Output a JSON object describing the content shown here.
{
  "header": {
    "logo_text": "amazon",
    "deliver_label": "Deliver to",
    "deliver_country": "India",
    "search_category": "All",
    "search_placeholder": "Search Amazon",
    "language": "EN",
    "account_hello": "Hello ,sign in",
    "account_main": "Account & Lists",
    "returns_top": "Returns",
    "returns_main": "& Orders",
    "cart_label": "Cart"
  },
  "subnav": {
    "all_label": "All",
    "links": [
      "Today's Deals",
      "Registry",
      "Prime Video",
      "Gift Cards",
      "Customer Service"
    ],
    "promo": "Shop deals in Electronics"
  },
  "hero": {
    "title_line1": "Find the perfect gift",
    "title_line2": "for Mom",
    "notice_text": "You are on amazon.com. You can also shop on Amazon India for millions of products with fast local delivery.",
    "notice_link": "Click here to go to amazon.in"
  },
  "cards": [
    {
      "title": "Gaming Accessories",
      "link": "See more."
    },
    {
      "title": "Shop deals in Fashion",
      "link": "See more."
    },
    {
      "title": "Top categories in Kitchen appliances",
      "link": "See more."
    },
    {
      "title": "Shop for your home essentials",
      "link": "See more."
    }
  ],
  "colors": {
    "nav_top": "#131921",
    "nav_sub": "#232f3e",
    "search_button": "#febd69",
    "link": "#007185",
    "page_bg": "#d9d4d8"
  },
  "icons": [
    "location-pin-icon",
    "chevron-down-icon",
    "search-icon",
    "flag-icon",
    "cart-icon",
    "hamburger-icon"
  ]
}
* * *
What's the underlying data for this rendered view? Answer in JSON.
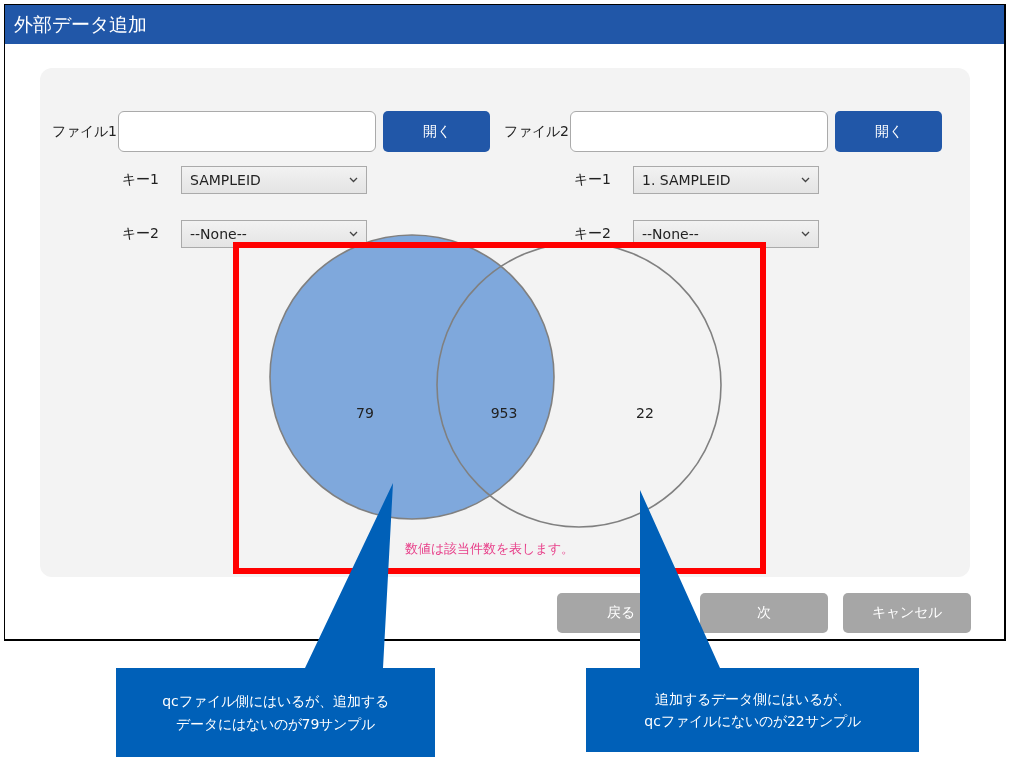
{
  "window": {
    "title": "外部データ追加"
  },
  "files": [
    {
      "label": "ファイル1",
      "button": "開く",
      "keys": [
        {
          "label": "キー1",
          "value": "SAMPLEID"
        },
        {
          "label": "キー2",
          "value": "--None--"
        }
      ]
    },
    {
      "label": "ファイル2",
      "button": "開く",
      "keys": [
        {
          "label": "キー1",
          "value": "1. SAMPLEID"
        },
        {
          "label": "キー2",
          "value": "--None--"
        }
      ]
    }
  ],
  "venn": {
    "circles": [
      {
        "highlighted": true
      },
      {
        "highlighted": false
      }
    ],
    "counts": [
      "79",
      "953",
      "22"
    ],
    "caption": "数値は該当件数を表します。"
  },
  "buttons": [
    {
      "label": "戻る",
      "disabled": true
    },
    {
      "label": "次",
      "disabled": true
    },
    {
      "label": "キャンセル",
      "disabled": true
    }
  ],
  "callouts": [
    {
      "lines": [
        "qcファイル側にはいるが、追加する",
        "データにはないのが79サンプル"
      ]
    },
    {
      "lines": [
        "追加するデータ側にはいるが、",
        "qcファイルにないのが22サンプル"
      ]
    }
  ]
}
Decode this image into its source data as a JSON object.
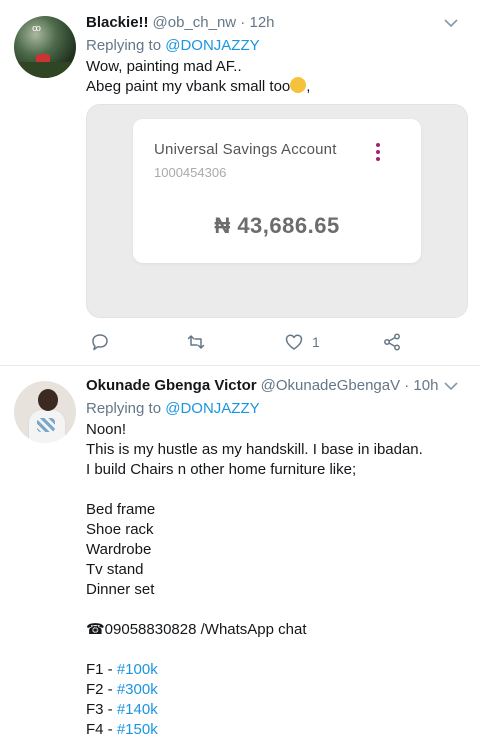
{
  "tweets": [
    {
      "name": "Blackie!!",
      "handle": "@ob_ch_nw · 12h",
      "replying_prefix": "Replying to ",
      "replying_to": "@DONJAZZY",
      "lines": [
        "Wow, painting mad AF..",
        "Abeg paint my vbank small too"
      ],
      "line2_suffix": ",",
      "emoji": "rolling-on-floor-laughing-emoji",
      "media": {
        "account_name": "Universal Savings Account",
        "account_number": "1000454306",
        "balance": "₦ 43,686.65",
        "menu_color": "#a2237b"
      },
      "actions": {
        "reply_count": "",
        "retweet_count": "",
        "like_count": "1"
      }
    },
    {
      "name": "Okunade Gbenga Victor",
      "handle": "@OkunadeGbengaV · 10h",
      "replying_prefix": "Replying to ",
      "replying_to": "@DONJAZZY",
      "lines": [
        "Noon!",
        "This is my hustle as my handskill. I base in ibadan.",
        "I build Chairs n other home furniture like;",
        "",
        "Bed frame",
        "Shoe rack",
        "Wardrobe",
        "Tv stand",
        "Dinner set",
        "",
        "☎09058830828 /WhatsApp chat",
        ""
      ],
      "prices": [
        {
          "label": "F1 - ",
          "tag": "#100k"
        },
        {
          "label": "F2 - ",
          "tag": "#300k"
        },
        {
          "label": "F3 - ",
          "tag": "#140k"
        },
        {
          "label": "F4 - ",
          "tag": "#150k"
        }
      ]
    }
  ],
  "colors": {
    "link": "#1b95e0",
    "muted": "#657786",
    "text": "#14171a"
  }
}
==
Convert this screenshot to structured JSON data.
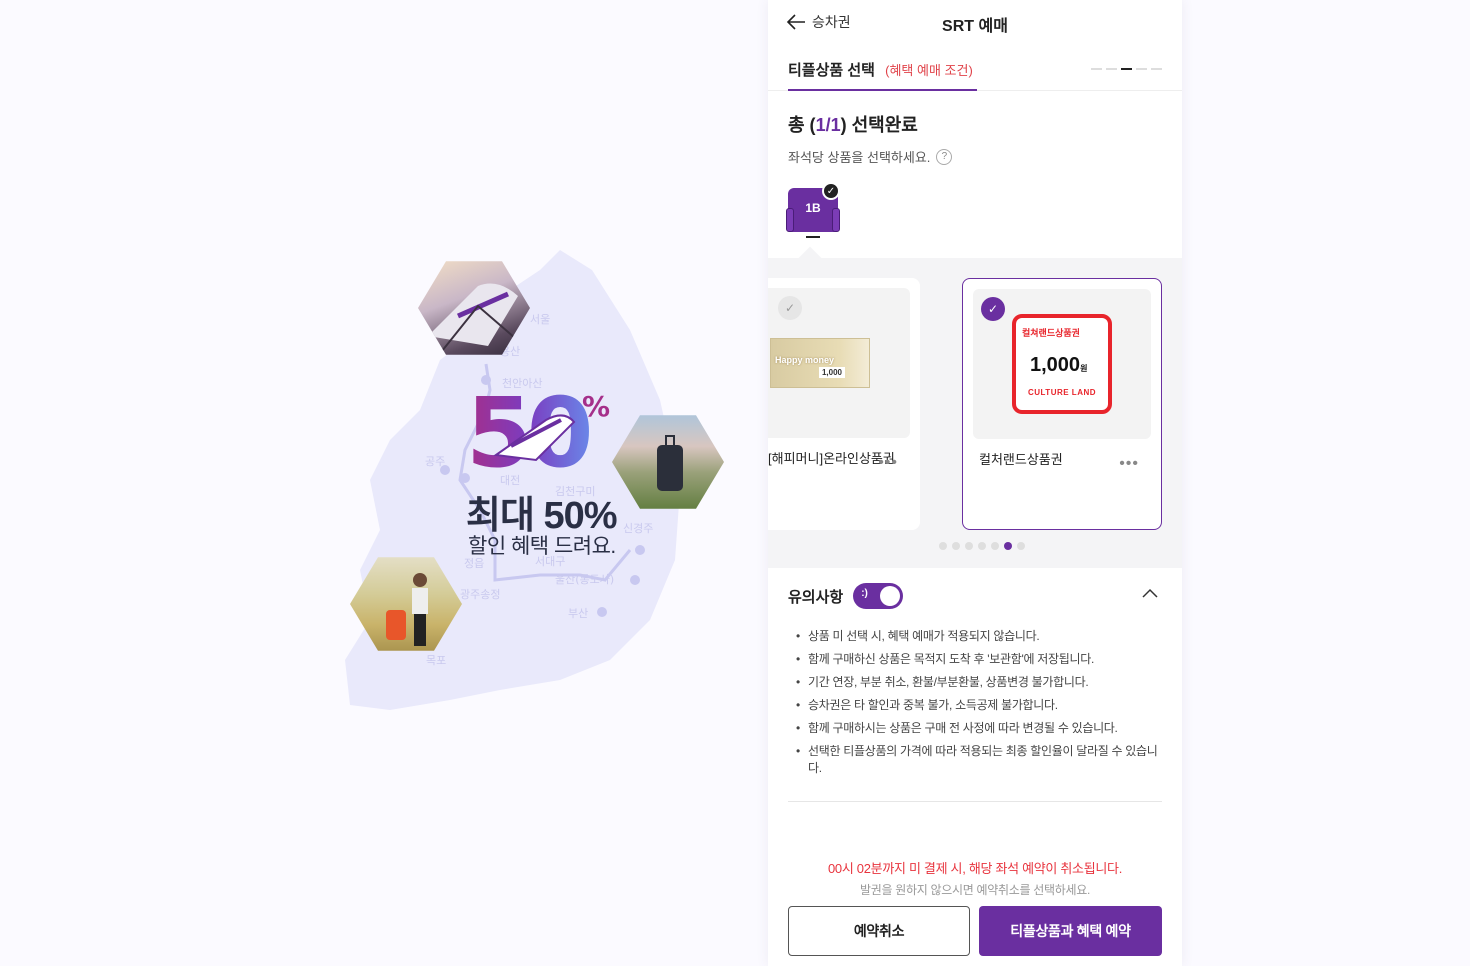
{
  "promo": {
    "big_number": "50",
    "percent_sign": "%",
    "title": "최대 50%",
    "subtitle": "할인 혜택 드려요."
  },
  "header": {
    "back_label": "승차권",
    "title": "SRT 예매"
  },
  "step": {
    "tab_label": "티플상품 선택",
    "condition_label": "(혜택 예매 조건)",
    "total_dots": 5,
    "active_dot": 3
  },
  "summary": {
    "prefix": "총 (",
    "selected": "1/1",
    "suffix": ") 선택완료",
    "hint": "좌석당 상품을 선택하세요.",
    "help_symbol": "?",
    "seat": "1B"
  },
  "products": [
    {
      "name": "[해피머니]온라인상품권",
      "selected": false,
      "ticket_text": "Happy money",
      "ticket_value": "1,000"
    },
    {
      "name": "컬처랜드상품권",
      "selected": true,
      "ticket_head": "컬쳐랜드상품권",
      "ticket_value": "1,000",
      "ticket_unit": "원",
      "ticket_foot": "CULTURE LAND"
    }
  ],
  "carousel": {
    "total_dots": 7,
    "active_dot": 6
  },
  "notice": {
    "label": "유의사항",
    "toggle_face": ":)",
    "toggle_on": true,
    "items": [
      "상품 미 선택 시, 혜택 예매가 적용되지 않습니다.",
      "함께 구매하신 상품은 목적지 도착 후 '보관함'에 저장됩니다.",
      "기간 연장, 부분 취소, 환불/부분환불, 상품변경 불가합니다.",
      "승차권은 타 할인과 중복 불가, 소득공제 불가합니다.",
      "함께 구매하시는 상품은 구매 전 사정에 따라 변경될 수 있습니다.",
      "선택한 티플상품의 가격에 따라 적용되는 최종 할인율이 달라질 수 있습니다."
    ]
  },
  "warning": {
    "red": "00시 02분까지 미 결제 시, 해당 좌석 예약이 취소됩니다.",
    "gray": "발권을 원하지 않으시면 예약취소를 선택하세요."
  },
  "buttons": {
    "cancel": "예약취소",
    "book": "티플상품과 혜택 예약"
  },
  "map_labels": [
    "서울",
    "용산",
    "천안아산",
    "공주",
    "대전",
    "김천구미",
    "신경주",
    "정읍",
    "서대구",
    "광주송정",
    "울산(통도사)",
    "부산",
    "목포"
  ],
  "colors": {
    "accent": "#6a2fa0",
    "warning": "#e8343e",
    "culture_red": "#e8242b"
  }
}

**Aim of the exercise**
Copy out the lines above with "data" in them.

**Written answer**
What's the underlying data for this rendered view? Answer in JSON.
Decode this image into its source data as a JSON object.
Convert this screenshot to structured JSON data.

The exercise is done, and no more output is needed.